# Count bits in VBScript

I'm trying to write a function that returns the number of bits set in a 32-bit integer in VBScript, it's just for practising the language. The function I've written so far looks okay, but I'm wondering if there was a simpler solution.

Function countBits(value)
Dim n : n = 0
Dim mask : mask = 1
Dim i
For i = 0 to 30
If (value And mask) > 0 Then
n = n +1
End If
Next
If (value And &h8000) then
n = n+1
End If
countBits = n
End Function


I found that there are no shift operators in VBScript and an overflow (Err.Number = 6) if I iterate for 0 to 31, that's why I add the explicitly check of the MSB after the look.

Any solutions to improve (maybe generalize) this?

edit: removed the useless error handling part, as it's a remains of starting with 31 as an upper bound in the first (and at that time only) loop

## 1 Answer

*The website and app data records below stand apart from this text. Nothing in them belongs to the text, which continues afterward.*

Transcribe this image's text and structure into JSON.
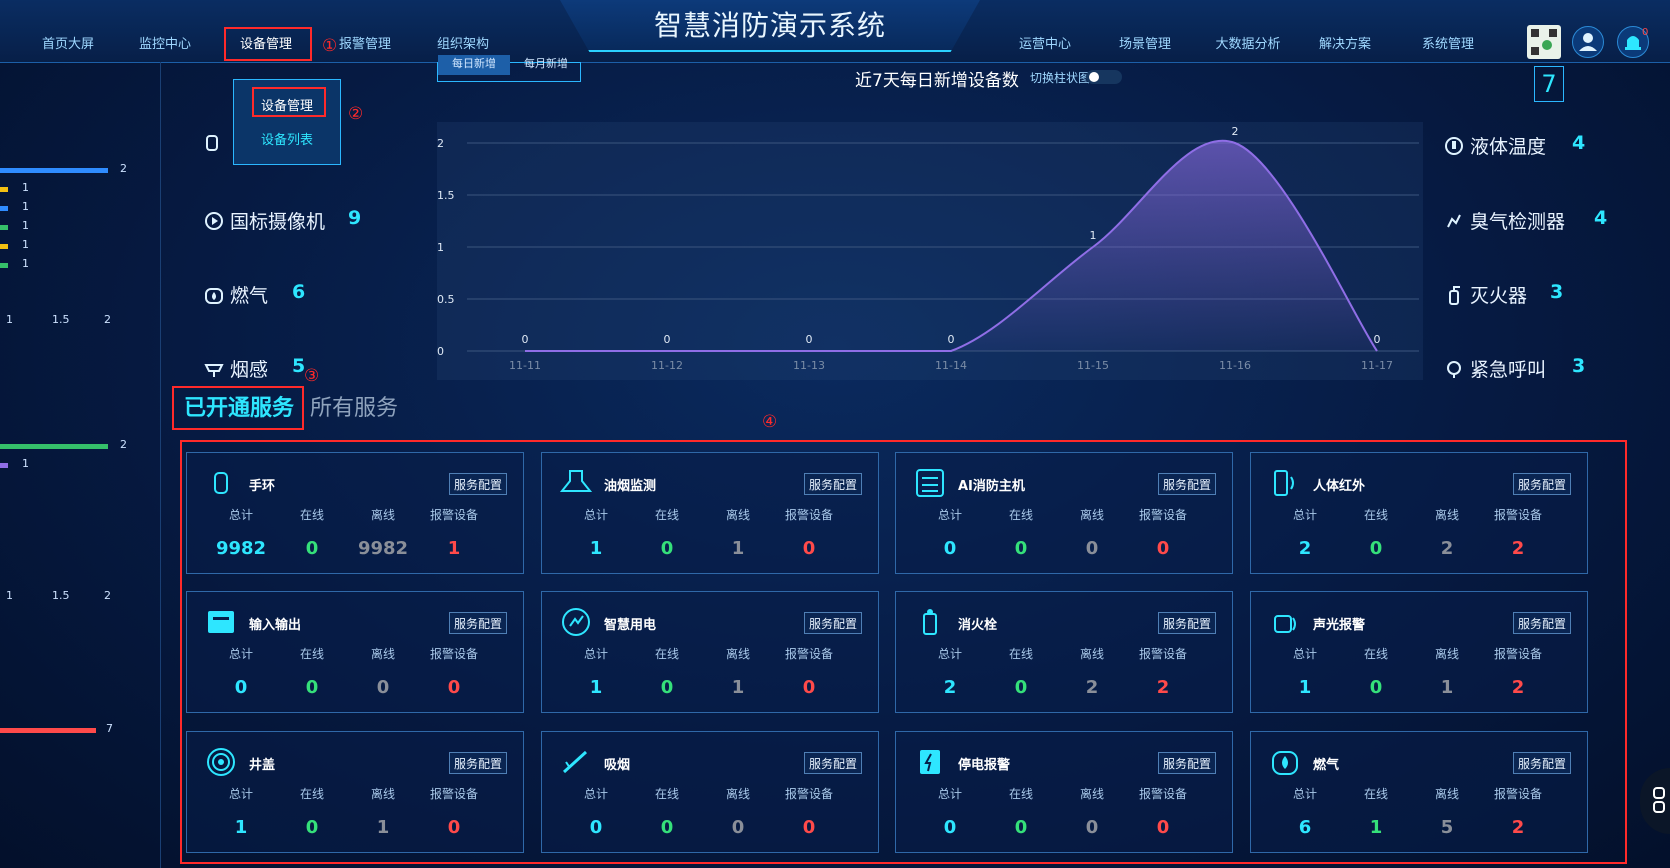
{
  "header": {
    "title": "智慧消防演示系统",
    "nav_left": [
      "首页大屏",
      "监控中心",
      "设备管理",
      "报警管理",
      "组织架构"
    ],
    "nav_right": [
      "运营中心",
      "场景管理",
      "大数据分析",
      "解决方案",
      "系统管理"
    ],
    "notification_count": "0"
  },
  "annotations": {
    "n1": "①",
    "n2": "②",
    "n3": "③",
    "n4": "④"
  },
  "dropdown": {
    "items": [
      "设备管理",
      "设备列表"
    ]
  },
  "top_tabs": [
    "每日新增",
    "每月新增"
  ],
  "left_panel": {
    "top_values": [
      "2",
      "1",
      "1",
      "1",
      "1",
      "1"
    ],
    "top_axis": [
      "1",
      "1.5",
      "2"
    ],
    "mid_values": [
      "2",
      "1"
    ],
    "mid_axis": [
      "1",
      "1.5",
      "2"
    ],
    "bottom_value": "7"
  },
  "devices_left": [
    {
      "label": "国标摄像机",
      "value": "9"
    },
    {
      "label": "燃气",
      "value": "6"
    },
    {
      "label": "烟感",
      "value": "5"
    }
  ],
  "devices_right": [
    {
      "label": "液体温度",
      "value": "4"
    },
    {
      "label": "臭气检测器",
      "value": "4"
    },
    {
      "label": "灭火器",
      "value": "3"
    },
    {
      "label": "紧急呼叫",
      "value": "3"
    }
  ],
  "chart_data": {
    "type": "area",
    "title": "近7天每日新增设备数",
    "switch_label": "切换柱状图",
    "categories": [
      "11-11",
      "11-12",
      "11-13",
      "11-14",
      "11-15",
      "11-16",
      "11-17"
    ],
    "values": [
      0,
      0,
      0,
      0,
      1,
      2,
      0
    ],
    "ylim": [
      0,
      2
    ],
    "yticks": [
      "0",
      "0.5",
      "1",
      "1.5",
      "2"
    ],
    "color": "#8f6ee6"
  },
  "services": {
    "tab_active": "已开通服务",
    "tab_inactive": "所有服务",
    "config_label": "服务配置",
    "col_labels": [
      "总计",
      "在线",
      "离线",
      "报警设备"
    ],
    "cards": [
      {
        "name": "手环",
        "icon": "watch-icon",
        "total": "9982",
        "online": "0",
        "offline": "9982",
        "alarm": "1"
      },
      {
        "name": "油烟监测",
        "icon": "range-hood-icon",
        "total": "1",
        "online": "0",
        "offline": "1",
        "alarm": "0"
      },
      {
        "name": "AI消防主机",
        "icon": "control-panel-icon",
        "total": "0",
        "online": "0",
        "offline": "0",
        "alarm": "0"
      },
      {
        "name": "人体红外",
        "icon": "infrared-sensor-icon",
        "total": "2",
        "online": "0",
        "offline": "2",
        "alarm": "2"
      },
      {
        "name": "输入输出",
        "icon": "io-module-icon",
        "total": "0",
        "online": "0",
        "offline": "0",
        "alarm": "0"
      },
      {
        "name": "智慧用电",
        "icon": "electricity-icon",
        "total": "1",
        "online": "0",
        "offline": "1",
        "alarm": "0"
      },
      {
        "name": "消火栓",
        "icon": "hydrant-icon",
        "total": "2",
        "online": "0",
        "offline": "2",
        "alarm": "2"
      },
      {
        "name": "声光报警",
        "icon": "siren-icon",
        "total": "1",
        "online": "0",
        "offline": "1",
        "alarm": "2"
      },
      {
        "name": "井盖",
        "icon": "manhole-icon",
        "total": "1",
        "online": "0",
        "offline": "1",
        "alarm": "0"
      },
      {
        "name": "吸烟",
        "icon": "smoking-icon",
        "total": "0",
        "online": "0",
        "offline": "0",
        "alarm": "0"
      },
      {
        "name": "停电报警",
        "icon": "power-outage-icon",
        "total": "0",
        "online": "0",
        "offline": "0",
        "alarm": "0"
      },
      {
        "name": "燃气",
        "icon": "gas-icon",
        "total": "6",
        "online": "1",
        "offline": "5",
        "alarm": "2"
      }
    ]
  }
}
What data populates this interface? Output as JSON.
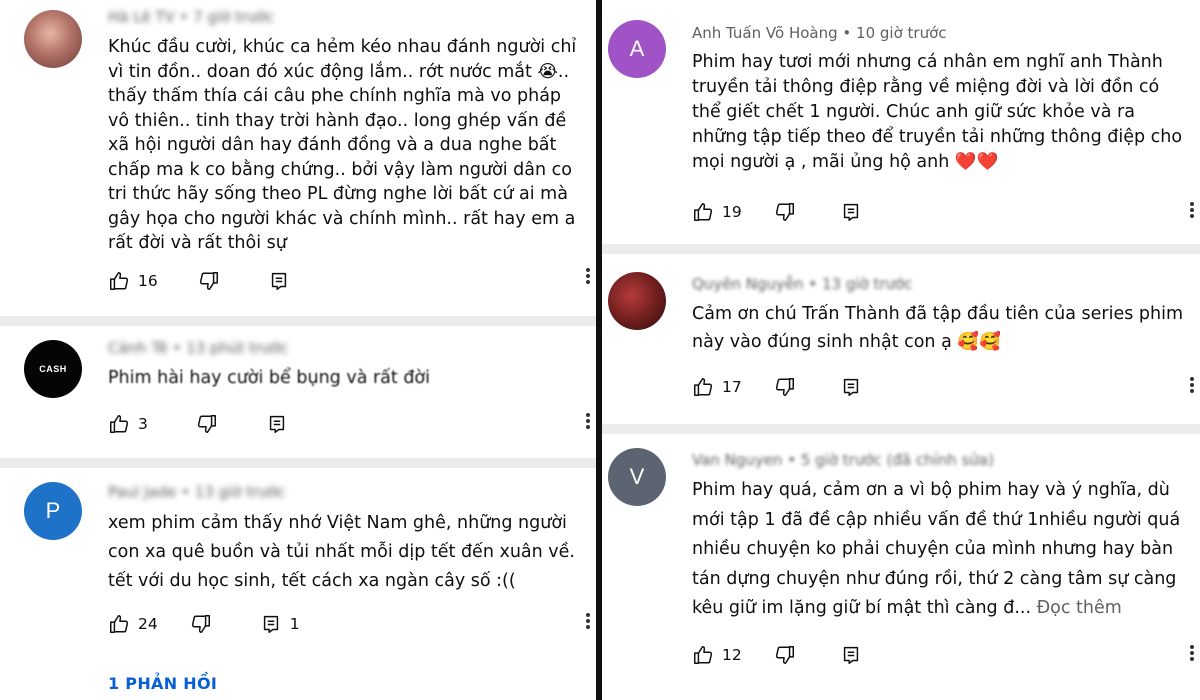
{
  "left": {
    "comments": [
      {
        "author": "Hà Lê TV",
        "time": "7 giờ trước",
        "text": "Khúc đầu cười, khúc ca hẻm kéo nhau đánh người chỉ vì tin đồn.. doan đó xúc động lắm.. rớt nước mắt 😭.. thấy thấm thía cái câu phe chính nghĩa mà vo pháp vô thiên.. tinh thay trời hành đạo.. long ghép vấn đề xã hội người dân hay đánh đồng và a dua nghe bất chấp ma k co bằng chứng.. bởi vậy làm người dân co tri thức hãy sống theo PL đừng nghe lời bất cứ ai mà gây họa cho người khác và chính mình.. rất hay em a rất đời và rất thôi sự",
        "likes": "16",
        "replies": ""
      },
      {
        "author": "Cảnh Tê",
        "time": "13 phút trước",
        "avatar_text": "CASH",
        "text": "Phim hài hay cười bể bụng và rất đời",
        "likes": "3",
        "replies": ""
      },
      {
        "author": "Paul Jade",
        "time": "13 giờ trước",
        "avatar_letter": "P",
        "text": "xem phim cảm thấy nhớ Việt Nam ghê, những người con xa quê buồn và tủi nhất mỗi dịp tết đến xuân về. tết với du học sinh, tết cách xa ngàn cây số :((",
        "likes": "24",
        "replies": "1"
      }
    ],
    "replies_link": "1 PHẢN HỒI"
  },
  "right": {
    "comments": [
      {
        "author": "Anh Tuấn Võ Hoàng",
        "time": "10 giờ trước",
        "avatar_letter": "A",
        "text": "Phim hay tươi mới nhưng cá nhân em nghĩ anh Thành truyền tải thông điệp rằng về miệng đời và lời đồn có thể giết chết 1 người. Chúc anh giữ sức khỏe và ra những tập tiếp theo để truyền tải những thông điệp cho mọi người ạ , mãi ủng hộ anh ❤️❤️",
        "likes": "19",
        "replies": ""
      },
      {
        "author": "Quyên Nguyễn",
        "time": "13 giờ trước",
        "text": "Cảm ơn chú Trấn Thành đã tập đầu tiên của series phim này vào đúng sinh nhật con ạ 🥰🥰",
        "likes": "17",
        "replies": ""
      },
      {
        "author": "Van Nguyen",
        "time": "5 giờ trước (đã chỉnh sửa)",
        "avatar_letter": "V",
        "text": "Phim hay quá, cảm ơn a vì bộ phim hay và ý nghĩa, dù mới tập 1 đã đề cập nhiều vấn đề thứ 1nhiều người quá nhiều chuyện ko phải chuyện của mình nhưng hay bàn tán dựng chuyện như đúng rồi, thứ 2 càng tâm sự càng kêu giữ im lặng giữ bí mật thì càng đ...",
        "more": "Đọc thêm",
        "likes": "12",
        "replies": ""
      }
    ]
  },
  "colors": {
    "text": "#0f0f0f",
    "meta": "#606060",
    "link": "#065fd4",
    "separator": "#ececec",
    "avatar_purple": "#a052c7",
    "avatar_blue": "#1e73c8",
    "avatar_slate": "#5b6470"
  },
  "icons": [
    "thumb-up-icon",
    "thumb-down-icon",
    "reply-icon",
    "more-vert-icon"
  ]
}
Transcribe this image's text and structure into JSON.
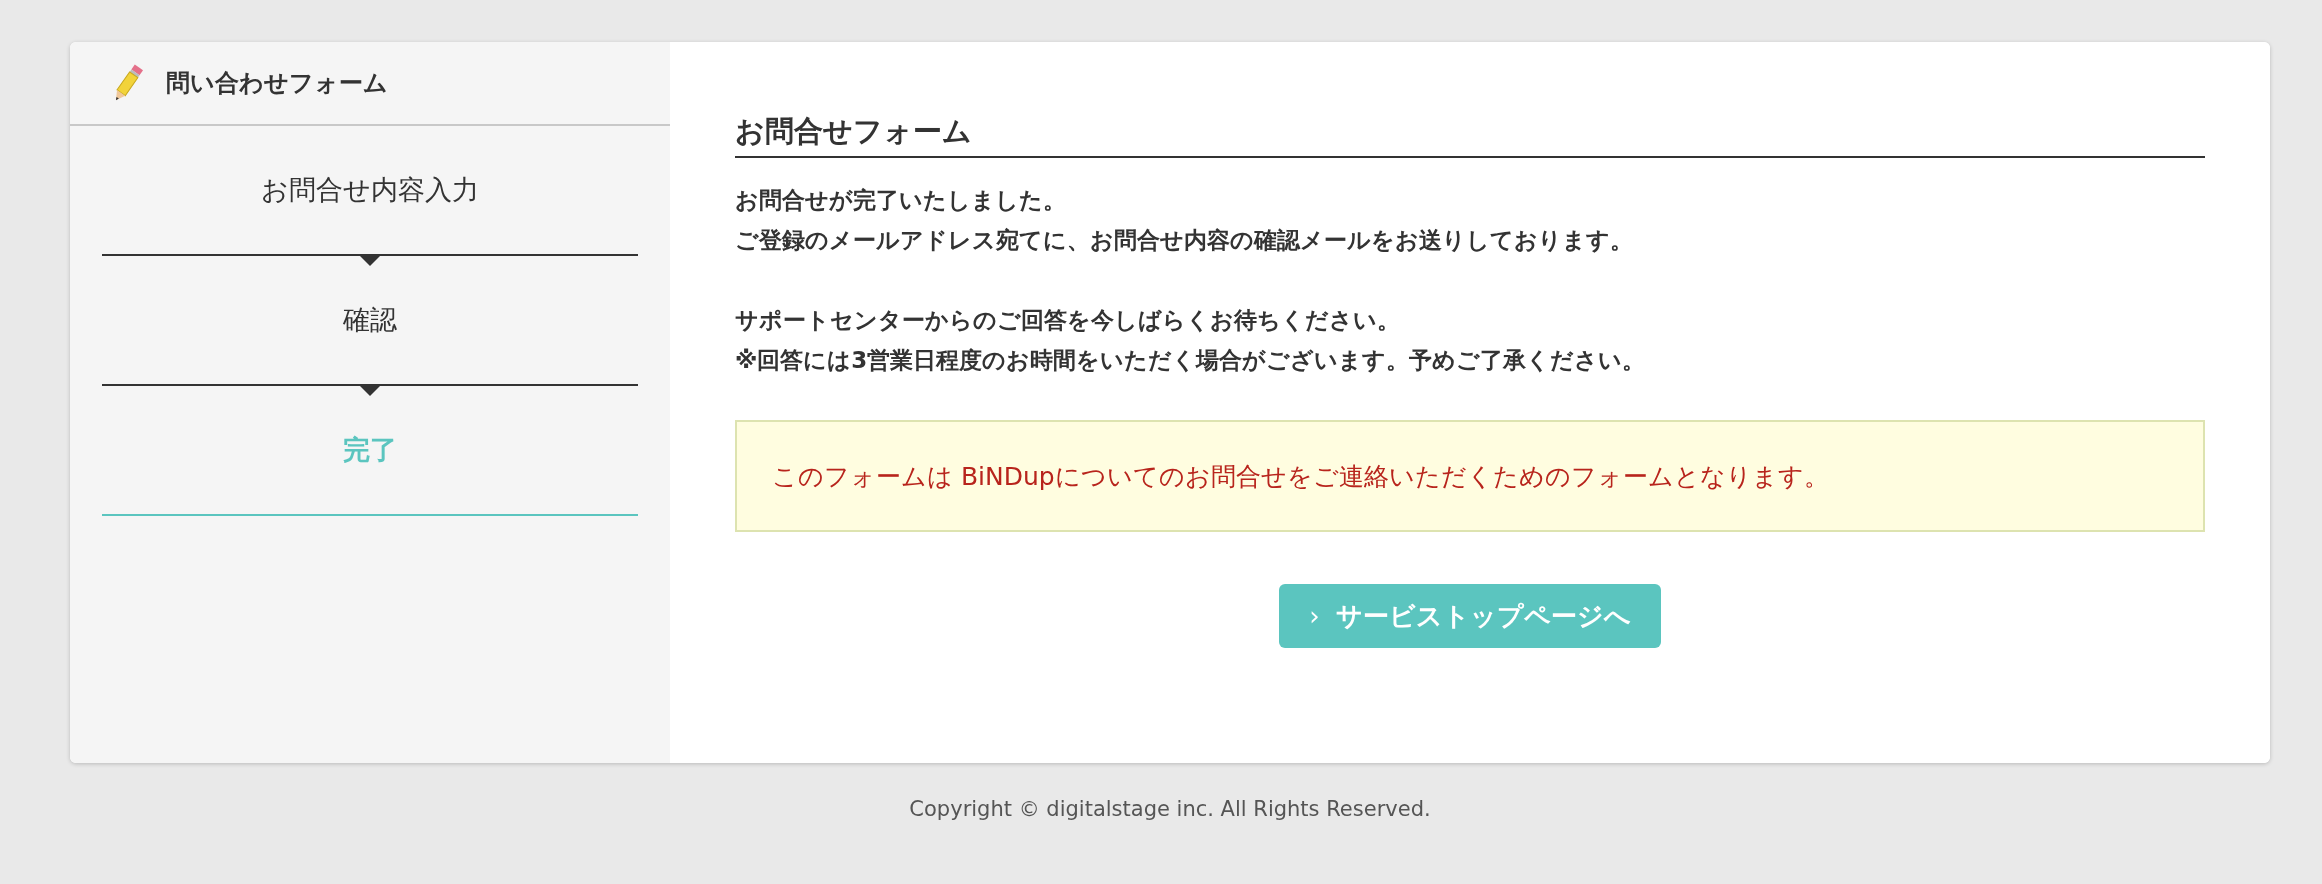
{
  "sidebar": {
    "title": "問い合わせフォーム",
    "steps": [
      {
        "label": "お問合せ内容入力",
        "selected": false
      },
      {
        "label": "確認",
        "selected": false
      },
      {
        "label": "完了",
        "selected": true
      }
    ]
  },
  "main": {
    "heading": "お問合せフォーム",
    "paragraphs": [
      [
        "お問合せが完了いたしました。",
        "ご登録のメールアドレス宛てに、お問合せ内容の確認メールをお送りしております。"
      ],
      [
        "サポートセンターからのご回答を今しばらくお待ちください。",
        "※回答には3営業日程度のお時間をいただく場合がございます。予めご了承ください。"
      ]
    ],
    "notice": "このフォームは BiNDupについてのお問合せをご連絡いただくためのフォームとなります。",
    "button": {
      "icon": "›",
      "label": "サービストップページへ"
    }
  },
  "footer": "Copyright © digitalstage inc. All Rights Reserved."
}
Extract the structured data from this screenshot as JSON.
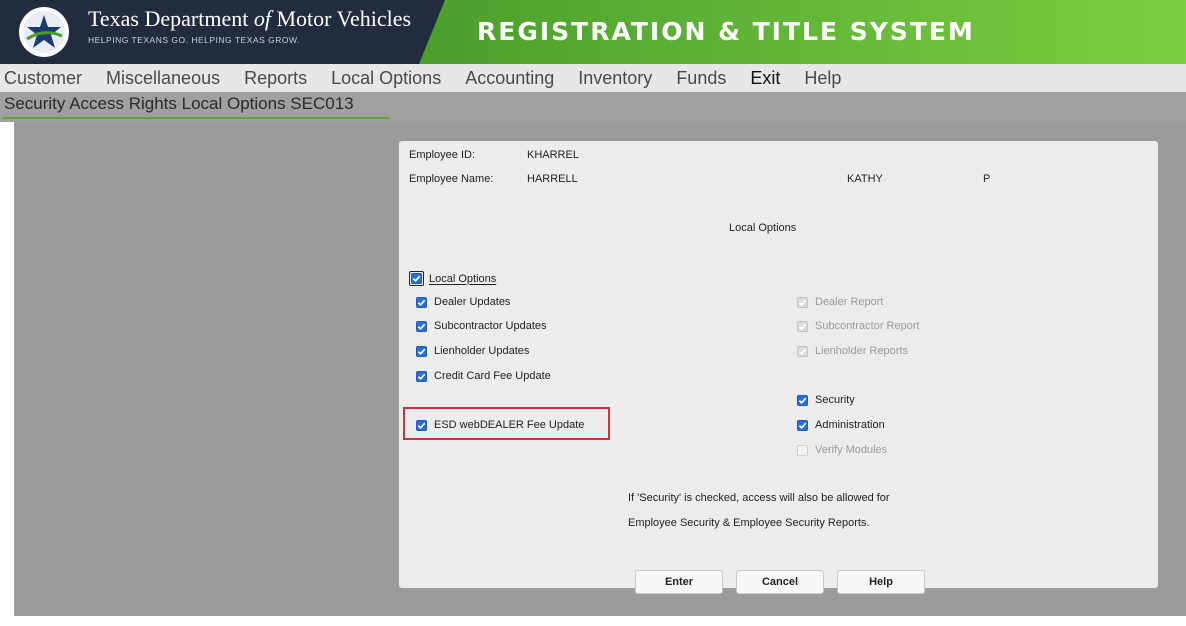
{
  "header": {
    "org_name_part1": "Texas Department ",
    "org_name_italic": "of",
    "org_name_part2": " Motor Vehicles",
    "org_tagline": "HELPING TEXANS GO. HELPING TEXAS GROW.",
    "system_title": "REGISTRATION & TITLE SYSTEM",
    "colors": {
      "navy": "#222c3f",
      "green": "#5eb236"
    }
  },
  "menu": {
    "items": [
      "Customer",
      "Miscellaneous",
      "Reports",
      "Local Options",
      "Accounting",
      "Inventory",
      "Funds",
      "Exit",
      "Help"
    ]
  },
  "page_title": "Security Access Rights Local Options SEC013",
  "employee": {
    "id_label": "Employee ID:",
    "id_value": "KHARREL",
    "name_label": "Employee Name:",
    "last_name": "HARRELL",
    "first_name": "KATHY",
    "middle_initial": "P"
  },
  "section_title": "Local Options",
  "checkboxes": {
    "local_options": {
      "label": "Local Options",
      "checked": true
    },
    "dealer_updates": {
      "label": "Dealer Updates",
      "checked": true
    },
    "subcontractor_updates": {
      "label": "Subcontractor Updates",
      "checked": true
    },
    "lienholder_updates": {
      "label": "Lienholder Updates",
      "checked": true
    },
    "credit_card_fee_update": {
      "label": "Credit Card Fee Update",
      "checked": true
    },
    "esd_webdealer_fee_update": {
      "label": "ESD webDEALER Fee Update",
      "checked": true
    },
    "dealer_report": {
      "label": "Dealer Report",
      "checked": true,
      "disabled": true
    },
    "subcontractor_report": {
      "label": "Subcontractor Report",
      "checked": true,
      "disabled": true
    },
    "lienholder_reports": {
      "label": "Lienholder Reports",
      "checked": true,
      "disabled": true
    },
    "security": {
      "label": "Security",
      "checked": true
    },
    "administration": {
      "label": "Administration",
      "checked": true
    },
    "verify_modules": {
      "label": "Verify Modules",
      "checked": false,
      "disabled": true
    }
  },
  "note": {
    "line1": "If 'Security' is checked, access will also be allowed for",
    "line2": "Employee Security & Employee Security Reports."
  },
  "buttons": {
    "enter": "Enter",
    "cancel": "Cancel",
    "help": "Help"
  },
  "colors": {
    "highlight_red": "#d32f3a",
    "checkbox_blue": "#2a6fd6"
  }
}
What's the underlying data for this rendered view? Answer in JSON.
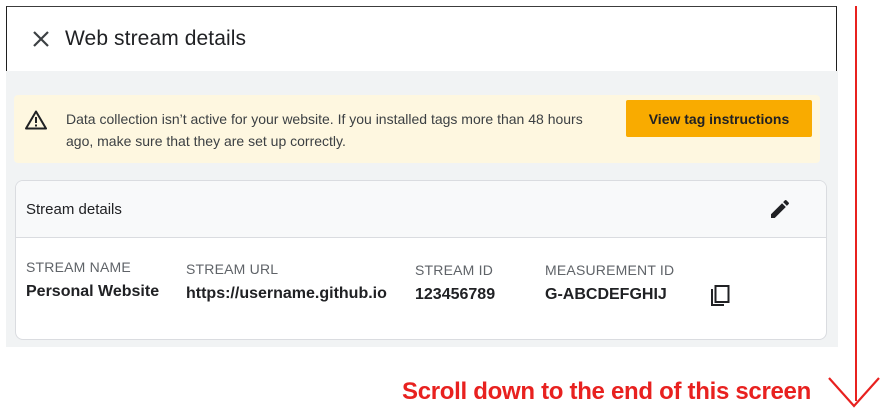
{
  "panel": {
    "title": "Web stream details",
    "close_icon": "close-icon"
  },
  "banner": {
    "icon": "warning-icon",
    "message": "Data collection isn’t active for your website. If you installed tags more than 48 hours ago, make sure  that they are set up correctly.",
    "button_label": "View tag instructions",
    "background": "#fef7e0",
    "button_color": "#f9ab00"
  },
  "stream_details": {
    "title": "Stream details",
    "edit_icon": "pencil-icon",
    "copy_icon": "copy-icon",
    "fields": [
      {
        "label": "STREAM NAME",
        "value": "Personal Website"
      },
      {
        "label": "STREAM URL",
        "value": "https://username.github.io"
      },
      {
        "label": "STREAM ID",
        "value": "123456789"
      },
      {
        "label": "MEASUREMENT ID",
        "value": "G-ABCDEFGHIJ"
      }
    ]
  },
  "annotation": {
    "text": "Scroll down to the end of this screen",
    "color": "#e8211f"
  }
}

According to information in VBScript Data Types MSDN article, a 32-bit integer is long variant subtype.

However, the value &h8000 (decimal -32768) seems to be a 16-bit integer minimal value; it's hexadecimal &hFFFF8000 if converted to long subtype (check Wscript.Echo Hex(&h8000).

This means that your function miscounts 1 additional bit for all long values above 32767 i.e. above 16-bit integer maximal value &h7FFF.

To check the sign bit of a long value correctly, use &h80000000 as follows:

Function countBits(value)
Dim mask : mask = 1
Dim i
countBits = 0                    ' no need to use any auxiliary variable
For i = 0 to 30
If ( value And mask ) > 0 Then
countBits = countBits + 1
End If
mask = mask * 2                ' got lost due to your own edit Dec 11 '16 at 14:22
Next
If ( value And &h80000000 ) Then ' check the sign bit
countBits = countBits + 1
End If
End Function


Sample tests:

Wscript.Echo countBits(2^16)         '  1
Wscript.Echo countBits(2^30)         '  1
Wscript.Echo countBits(1)            '  1
Wscript.Echo countBits(-1)           ' 32
Wscript.Echo countBits(-2)           ' 31
Wscript.Echo countBits(-2147483648)  '  1

• thanks so much sometimes I seem to be so blind for some important details, the off-by-one syndrome has so many faces this time I was off by one chunk of hexadecimal places.
– Wolf
Commented Jul 31, 2017 at 14:46